=== Section Start ===
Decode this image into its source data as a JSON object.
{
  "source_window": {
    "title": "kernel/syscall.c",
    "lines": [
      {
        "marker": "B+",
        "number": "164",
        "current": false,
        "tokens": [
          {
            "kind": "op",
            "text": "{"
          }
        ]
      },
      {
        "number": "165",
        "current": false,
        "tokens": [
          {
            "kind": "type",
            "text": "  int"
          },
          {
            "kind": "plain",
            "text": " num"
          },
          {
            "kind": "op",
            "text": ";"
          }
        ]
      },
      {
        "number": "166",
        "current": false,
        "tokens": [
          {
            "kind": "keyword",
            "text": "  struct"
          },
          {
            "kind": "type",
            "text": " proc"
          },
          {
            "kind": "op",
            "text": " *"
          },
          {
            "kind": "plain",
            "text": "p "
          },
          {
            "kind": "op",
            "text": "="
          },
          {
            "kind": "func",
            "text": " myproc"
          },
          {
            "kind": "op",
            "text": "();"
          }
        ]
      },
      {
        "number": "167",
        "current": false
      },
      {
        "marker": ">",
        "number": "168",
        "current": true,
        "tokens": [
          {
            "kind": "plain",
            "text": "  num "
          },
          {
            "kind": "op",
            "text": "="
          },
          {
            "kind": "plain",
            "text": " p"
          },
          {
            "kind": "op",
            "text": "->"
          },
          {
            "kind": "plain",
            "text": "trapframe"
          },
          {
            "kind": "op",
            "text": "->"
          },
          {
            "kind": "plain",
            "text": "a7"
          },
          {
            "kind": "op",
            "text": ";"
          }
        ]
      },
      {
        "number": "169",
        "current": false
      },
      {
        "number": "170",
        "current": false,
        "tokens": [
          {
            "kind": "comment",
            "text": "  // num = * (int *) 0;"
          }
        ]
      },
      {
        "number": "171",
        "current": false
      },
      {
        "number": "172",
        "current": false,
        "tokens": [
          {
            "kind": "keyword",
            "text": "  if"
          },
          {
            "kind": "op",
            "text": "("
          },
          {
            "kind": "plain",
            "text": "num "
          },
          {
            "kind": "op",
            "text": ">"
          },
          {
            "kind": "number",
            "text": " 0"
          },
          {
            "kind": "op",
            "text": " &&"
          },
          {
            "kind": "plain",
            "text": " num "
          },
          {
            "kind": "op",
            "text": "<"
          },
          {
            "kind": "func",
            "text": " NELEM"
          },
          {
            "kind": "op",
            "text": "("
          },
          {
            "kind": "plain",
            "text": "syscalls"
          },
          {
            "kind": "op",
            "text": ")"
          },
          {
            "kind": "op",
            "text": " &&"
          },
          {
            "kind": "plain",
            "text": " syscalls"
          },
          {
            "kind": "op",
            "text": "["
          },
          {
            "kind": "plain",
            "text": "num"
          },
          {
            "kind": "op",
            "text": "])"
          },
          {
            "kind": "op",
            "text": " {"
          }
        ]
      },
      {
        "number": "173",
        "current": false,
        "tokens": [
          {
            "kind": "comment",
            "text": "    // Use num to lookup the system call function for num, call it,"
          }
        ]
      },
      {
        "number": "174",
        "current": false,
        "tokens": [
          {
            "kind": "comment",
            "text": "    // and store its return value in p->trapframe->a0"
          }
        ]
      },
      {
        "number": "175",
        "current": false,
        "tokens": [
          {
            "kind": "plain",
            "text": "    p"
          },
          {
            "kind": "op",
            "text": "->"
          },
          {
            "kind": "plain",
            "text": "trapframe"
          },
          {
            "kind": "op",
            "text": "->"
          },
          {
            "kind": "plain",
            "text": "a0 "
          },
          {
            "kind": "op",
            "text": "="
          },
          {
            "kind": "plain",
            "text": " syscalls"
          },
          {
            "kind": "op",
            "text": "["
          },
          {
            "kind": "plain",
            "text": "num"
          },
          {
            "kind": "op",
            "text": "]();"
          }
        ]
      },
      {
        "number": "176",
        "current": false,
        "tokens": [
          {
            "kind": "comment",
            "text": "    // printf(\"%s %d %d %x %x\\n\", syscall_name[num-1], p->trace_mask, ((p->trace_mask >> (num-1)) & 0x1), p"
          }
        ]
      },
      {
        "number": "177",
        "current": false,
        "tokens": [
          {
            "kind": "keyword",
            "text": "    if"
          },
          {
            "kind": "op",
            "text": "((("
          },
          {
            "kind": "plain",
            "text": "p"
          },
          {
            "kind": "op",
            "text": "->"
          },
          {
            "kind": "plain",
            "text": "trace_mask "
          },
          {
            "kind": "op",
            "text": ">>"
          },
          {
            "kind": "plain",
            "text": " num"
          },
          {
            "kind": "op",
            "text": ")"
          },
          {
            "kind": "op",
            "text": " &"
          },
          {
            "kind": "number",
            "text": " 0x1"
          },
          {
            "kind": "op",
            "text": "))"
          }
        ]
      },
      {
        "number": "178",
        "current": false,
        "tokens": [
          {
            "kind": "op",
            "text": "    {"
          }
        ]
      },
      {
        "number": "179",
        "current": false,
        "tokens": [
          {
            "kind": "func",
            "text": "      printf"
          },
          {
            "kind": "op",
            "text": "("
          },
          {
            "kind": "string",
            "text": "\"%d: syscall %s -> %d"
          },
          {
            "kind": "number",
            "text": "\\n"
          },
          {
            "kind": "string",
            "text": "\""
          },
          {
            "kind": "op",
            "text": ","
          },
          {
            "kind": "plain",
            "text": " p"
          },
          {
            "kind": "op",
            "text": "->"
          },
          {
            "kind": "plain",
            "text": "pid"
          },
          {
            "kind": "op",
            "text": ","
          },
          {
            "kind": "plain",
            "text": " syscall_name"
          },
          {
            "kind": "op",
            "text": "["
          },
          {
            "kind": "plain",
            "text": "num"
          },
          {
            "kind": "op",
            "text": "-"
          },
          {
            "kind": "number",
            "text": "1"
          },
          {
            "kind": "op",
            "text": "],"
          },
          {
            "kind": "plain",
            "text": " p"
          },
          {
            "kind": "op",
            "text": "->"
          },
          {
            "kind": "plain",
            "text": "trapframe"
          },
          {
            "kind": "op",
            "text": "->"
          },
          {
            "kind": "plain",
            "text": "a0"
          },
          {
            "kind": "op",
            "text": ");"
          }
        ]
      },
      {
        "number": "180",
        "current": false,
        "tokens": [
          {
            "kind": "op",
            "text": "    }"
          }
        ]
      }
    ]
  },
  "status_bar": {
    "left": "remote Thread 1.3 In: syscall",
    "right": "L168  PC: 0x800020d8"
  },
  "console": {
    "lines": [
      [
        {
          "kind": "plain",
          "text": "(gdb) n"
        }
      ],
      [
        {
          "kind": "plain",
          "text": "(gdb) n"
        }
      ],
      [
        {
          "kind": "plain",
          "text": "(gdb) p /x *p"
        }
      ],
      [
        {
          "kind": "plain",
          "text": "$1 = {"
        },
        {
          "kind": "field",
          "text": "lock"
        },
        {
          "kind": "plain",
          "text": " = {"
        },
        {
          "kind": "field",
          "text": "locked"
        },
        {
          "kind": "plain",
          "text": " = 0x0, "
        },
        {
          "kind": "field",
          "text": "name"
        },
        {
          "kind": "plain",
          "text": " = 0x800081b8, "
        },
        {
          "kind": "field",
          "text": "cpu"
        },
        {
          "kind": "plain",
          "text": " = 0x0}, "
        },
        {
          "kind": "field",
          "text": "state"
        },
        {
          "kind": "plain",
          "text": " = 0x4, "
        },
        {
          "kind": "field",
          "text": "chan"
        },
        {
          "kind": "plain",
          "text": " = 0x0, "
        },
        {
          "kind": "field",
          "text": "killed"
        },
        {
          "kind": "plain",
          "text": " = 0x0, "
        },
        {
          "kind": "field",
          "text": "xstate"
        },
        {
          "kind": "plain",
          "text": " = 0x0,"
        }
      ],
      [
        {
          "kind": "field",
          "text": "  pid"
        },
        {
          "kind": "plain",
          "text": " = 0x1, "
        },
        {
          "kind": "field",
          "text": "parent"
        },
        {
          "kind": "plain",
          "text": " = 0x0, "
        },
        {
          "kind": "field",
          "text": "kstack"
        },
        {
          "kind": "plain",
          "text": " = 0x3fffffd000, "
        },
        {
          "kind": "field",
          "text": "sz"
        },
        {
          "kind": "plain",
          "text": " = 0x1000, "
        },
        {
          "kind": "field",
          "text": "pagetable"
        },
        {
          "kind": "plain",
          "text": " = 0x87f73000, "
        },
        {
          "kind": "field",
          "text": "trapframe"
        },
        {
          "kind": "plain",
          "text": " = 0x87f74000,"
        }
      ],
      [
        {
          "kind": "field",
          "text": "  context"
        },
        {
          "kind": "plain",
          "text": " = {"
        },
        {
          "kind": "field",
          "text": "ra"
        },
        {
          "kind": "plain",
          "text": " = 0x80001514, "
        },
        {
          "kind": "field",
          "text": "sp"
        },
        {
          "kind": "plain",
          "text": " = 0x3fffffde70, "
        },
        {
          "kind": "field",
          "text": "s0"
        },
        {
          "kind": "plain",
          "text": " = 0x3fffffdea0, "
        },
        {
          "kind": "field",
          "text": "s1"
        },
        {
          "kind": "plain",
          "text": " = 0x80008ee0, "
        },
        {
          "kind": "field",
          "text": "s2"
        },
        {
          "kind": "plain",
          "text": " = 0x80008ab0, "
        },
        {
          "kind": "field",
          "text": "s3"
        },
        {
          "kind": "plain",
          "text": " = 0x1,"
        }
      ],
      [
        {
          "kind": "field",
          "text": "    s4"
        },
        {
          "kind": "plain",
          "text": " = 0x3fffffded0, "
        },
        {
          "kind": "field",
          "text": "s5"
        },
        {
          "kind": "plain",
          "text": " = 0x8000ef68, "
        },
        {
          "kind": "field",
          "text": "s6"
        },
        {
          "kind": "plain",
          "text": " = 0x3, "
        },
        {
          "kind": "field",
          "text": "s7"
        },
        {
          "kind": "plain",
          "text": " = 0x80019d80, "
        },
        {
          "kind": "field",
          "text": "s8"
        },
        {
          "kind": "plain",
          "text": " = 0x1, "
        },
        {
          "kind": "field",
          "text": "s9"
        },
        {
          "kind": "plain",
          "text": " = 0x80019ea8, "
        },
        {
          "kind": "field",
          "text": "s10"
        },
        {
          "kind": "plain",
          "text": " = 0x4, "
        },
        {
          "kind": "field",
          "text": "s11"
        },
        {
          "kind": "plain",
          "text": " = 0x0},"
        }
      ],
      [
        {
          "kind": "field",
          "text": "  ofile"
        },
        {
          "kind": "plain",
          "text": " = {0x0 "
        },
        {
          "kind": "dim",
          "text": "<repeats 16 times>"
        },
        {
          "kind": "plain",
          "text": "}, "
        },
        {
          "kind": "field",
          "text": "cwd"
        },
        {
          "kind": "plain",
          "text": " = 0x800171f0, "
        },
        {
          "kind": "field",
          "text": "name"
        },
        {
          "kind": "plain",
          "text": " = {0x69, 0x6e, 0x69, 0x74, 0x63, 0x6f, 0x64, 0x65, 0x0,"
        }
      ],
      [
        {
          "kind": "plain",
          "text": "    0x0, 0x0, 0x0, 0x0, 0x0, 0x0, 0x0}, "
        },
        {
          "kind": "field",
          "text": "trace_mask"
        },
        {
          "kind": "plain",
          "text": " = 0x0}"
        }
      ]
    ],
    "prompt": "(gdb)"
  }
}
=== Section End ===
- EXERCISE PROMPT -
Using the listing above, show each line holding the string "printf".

- SOLUTION TO THE EXERCISE -
            "text": "    // printf(\"%s %d %d %x %x\\n\", syscall_name[num-1], p->trace_mask, ((p->trace_mask >> (num-1)) & 0x1), p"
            "text": "      printf"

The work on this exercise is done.